* [EXERCISE BRIEF]:
What you give back should match the records word for word.

* [Excerpts from an interface dataset]:
BEGIN

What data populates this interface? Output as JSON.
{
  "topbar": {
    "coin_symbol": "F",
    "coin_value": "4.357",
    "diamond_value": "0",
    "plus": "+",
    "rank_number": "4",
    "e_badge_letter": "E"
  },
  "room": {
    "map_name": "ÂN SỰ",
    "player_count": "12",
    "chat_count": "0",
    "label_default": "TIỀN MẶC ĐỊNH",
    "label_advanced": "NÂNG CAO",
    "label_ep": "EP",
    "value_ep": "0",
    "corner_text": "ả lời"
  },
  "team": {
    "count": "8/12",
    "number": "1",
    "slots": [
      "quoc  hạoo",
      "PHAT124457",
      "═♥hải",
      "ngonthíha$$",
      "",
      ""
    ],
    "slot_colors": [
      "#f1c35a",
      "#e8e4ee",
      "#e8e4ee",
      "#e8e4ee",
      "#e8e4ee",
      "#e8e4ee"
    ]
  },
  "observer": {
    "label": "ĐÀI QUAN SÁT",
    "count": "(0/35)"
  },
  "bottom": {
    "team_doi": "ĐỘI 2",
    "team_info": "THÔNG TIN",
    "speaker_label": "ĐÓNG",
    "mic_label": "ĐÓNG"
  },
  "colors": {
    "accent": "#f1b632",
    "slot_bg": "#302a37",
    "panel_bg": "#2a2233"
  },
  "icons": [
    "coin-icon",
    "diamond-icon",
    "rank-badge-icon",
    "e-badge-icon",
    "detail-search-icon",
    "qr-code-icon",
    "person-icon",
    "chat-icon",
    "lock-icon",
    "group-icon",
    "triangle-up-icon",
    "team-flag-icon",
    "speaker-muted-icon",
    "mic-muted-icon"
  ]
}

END

* [RESULT OF THE TASK]:
What data populates this interface? Output as JSON.
{
  "topbar": {
    "coin_symbol": "F",
    "coin_value": "4.357",
    "diamond_value": "0",
    "plus": "+",
    "rank_number": "4",
    "e_badge_letter": "E"
  },
  "room": {
    "map_name": "ÂN SỰ",
    "player_count": "12",
    "chat_count": "0",
    "label_default": "TIỀN MẶC ĐỊNH",
    "label_advanced": "NÂNG CAO",
    "label_ep": "EP",
    "value_ep": "0",
    "corner_text": "ả lời"
  },
  "team": {
    "count": "8/12",
    "number": "1",
    "slots": [
      "quoc  hạoo",
      "PHAT124457",
      "═♥hải",
      "ngonthíha$$",
      "",
      ""
    ],
    "slot_colors": [
      "#f1c35a",
      "#e8e4ee",
      "#e8e4ee",
      "#e8e4ee",
      "#e8e4ee",
      "#e8e4ee"
    ]
  },
  "observer": {
    "label": "ĐÀI QUAN SÁT",
    "count": "(0/35)"
  },
  "bottom": {
    "team_doi": "ĐỘI 2",
    "team_info": "THÔNG TIN",
    "speaker_label": "ĐÓNG",
    "mic_label": "ĐÓNG"
  },
  "colors": {
    "accent": "#f1b632",
    "slot_bg": "#302a37",
    "panel_bg": "#2a2233"
  },
  "icons": [
    "coin-icon",
    "diamond-icon",
    "rank-badge-icon",
    "e-badge-icon",
    "detail-search-icon",
    "qr-code-icon",
    "person-icon",
    "chat-icon",
    "lock-icon",
    "group-icon",
    "triangle-up-icon",
    "team-flag-icon",
    "speaker-muted-icon",
    "mic-muted-icon"
  ]
}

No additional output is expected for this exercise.